Data extract
>>>>
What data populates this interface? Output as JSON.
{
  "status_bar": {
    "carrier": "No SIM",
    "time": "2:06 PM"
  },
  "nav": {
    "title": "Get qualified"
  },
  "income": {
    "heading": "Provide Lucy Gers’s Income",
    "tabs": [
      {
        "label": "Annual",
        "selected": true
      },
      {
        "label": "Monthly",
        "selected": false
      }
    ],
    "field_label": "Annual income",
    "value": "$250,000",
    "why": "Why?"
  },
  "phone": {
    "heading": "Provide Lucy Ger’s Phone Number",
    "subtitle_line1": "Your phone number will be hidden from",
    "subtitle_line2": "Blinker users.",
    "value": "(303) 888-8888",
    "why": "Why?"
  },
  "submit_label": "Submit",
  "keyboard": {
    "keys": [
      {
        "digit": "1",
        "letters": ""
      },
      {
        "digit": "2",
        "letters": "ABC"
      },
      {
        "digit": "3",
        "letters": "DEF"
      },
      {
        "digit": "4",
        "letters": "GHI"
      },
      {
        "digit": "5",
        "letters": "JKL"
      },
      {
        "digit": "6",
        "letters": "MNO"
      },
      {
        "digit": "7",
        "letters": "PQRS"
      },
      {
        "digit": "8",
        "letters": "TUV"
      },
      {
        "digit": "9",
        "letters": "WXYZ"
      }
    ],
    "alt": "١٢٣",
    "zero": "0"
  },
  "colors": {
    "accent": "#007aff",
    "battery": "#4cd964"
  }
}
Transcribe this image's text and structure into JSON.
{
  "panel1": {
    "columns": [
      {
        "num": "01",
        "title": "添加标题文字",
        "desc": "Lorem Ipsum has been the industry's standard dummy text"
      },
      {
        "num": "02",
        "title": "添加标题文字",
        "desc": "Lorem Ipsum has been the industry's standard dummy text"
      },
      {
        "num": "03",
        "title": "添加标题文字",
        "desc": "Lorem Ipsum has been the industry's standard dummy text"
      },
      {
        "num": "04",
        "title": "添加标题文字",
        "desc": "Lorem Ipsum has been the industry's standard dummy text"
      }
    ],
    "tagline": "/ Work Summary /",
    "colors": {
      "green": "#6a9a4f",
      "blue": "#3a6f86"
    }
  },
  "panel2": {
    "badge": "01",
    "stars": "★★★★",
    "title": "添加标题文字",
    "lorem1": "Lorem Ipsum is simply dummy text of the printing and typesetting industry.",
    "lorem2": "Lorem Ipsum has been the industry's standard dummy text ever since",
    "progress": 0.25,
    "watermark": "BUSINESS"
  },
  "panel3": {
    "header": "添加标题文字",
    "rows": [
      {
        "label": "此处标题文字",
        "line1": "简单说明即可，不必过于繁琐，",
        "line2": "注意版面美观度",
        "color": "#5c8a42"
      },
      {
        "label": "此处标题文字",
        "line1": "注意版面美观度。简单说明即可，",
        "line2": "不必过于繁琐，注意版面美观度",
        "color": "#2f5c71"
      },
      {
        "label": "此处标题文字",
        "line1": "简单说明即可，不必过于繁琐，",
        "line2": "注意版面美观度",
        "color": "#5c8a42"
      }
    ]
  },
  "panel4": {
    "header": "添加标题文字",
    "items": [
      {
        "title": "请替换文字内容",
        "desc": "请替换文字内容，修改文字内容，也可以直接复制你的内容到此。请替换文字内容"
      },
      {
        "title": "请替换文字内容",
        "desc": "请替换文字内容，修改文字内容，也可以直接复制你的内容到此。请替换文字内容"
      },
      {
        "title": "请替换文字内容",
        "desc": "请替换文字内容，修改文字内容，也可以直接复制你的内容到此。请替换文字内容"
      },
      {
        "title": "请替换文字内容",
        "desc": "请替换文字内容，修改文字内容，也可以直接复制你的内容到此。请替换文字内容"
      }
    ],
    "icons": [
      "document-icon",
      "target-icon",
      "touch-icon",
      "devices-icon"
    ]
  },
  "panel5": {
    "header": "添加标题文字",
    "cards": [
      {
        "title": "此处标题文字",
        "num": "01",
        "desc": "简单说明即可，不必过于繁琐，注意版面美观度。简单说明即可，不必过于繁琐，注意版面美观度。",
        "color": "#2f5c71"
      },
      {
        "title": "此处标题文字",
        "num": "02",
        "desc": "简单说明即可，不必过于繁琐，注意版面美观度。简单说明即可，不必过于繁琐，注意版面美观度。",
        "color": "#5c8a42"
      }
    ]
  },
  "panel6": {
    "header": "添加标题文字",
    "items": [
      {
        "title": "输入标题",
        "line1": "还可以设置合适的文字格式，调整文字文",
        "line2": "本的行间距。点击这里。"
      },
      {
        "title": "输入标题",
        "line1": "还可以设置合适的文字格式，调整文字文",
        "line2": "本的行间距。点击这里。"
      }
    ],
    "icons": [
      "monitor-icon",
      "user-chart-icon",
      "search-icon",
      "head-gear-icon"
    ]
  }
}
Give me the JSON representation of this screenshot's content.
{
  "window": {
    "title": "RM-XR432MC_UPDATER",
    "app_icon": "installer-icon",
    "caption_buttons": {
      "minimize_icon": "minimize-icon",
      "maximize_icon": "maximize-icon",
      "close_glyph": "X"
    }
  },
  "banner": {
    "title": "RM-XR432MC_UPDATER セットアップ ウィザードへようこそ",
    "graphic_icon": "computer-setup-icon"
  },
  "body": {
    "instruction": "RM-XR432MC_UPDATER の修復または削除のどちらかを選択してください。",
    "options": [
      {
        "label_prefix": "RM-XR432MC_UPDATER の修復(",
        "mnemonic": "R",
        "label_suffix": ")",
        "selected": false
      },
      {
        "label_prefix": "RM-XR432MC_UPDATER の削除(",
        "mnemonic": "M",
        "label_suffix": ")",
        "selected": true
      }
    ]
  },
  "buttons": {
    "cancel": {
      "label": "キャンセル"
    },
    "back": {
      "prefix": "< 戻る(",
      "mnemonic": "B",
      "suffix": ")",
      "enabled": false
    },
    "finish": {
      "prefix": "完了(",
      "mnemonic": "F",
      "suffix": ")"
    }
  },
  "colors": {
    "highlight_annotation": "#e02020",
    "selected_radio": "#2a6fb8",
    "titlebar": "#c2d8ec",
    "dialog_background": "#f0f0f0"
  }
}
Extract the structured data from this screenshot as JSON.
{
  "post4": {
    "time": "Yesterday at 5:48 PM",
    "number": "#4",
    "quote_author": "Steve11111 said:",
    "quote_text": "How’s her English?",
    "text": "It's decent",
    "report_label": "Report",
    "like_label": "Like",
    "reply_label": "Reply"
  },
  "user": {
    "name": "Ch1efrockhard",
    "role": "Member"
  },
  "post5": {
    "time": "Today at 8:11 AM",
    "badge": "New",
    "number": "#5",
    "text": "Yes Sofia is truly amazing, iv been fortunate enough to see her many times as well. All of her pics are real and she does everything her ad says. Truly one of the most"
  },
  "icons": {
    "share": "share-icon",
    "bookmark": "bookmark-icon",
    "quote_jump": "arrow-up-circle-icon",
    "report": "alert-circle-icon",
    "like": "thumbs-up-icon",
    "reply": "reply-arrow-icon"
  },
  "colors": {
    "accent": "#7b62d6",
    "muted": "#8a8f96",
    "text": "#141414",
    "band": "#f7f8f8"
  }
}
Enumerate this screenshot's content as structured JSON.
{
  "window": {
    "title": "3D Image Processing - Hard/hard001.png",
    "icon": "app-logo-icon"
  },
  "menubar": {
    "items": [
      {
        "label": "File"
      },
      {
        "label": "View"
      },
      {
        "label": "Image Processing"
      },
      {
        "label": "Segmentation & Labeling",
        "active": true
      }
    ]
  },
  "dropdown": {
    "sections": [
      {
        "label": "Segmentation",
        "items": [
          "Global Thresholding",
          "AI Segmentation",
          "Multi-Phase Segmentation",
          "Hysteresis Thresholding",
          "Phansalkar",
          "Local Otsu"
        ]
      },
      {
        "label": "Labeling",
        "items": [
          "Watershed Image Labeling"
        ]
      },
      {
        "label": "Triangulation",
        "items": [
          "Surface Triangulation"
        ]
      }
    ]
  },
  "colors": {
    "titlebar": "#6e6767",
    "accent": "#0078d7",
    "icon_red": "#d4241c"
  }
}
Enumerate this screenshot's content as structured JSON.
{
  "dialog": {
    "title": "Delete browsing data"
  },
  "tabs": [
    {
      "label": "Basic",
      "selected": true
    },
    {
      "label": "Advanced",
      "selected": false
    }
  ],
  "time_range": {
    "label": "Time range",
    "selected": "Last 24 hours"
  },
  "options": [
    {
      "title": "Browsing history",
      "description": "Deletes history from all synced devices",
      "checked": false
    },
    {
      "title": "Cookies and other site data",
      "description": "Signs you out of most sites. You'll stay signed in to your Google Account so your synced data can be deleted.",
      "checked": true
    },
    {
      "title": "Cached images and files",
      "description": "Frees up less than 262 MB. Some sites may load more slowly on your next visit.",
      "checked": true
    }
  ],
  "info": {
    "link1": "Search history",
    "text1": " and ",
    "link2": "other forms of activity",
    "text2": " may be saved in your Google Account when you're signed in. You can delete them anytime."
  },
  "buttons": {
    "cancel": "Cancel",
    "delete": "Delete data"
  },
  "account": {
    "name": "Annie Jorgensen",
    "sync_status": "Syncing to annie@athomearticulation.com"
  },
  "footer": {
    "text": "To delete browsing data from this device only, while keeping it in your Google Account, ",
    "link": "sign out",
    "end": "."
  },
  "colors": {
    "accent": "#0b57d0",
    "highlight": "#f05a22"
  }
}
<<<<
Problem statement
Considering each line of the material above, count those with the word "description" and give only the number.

Written solution
3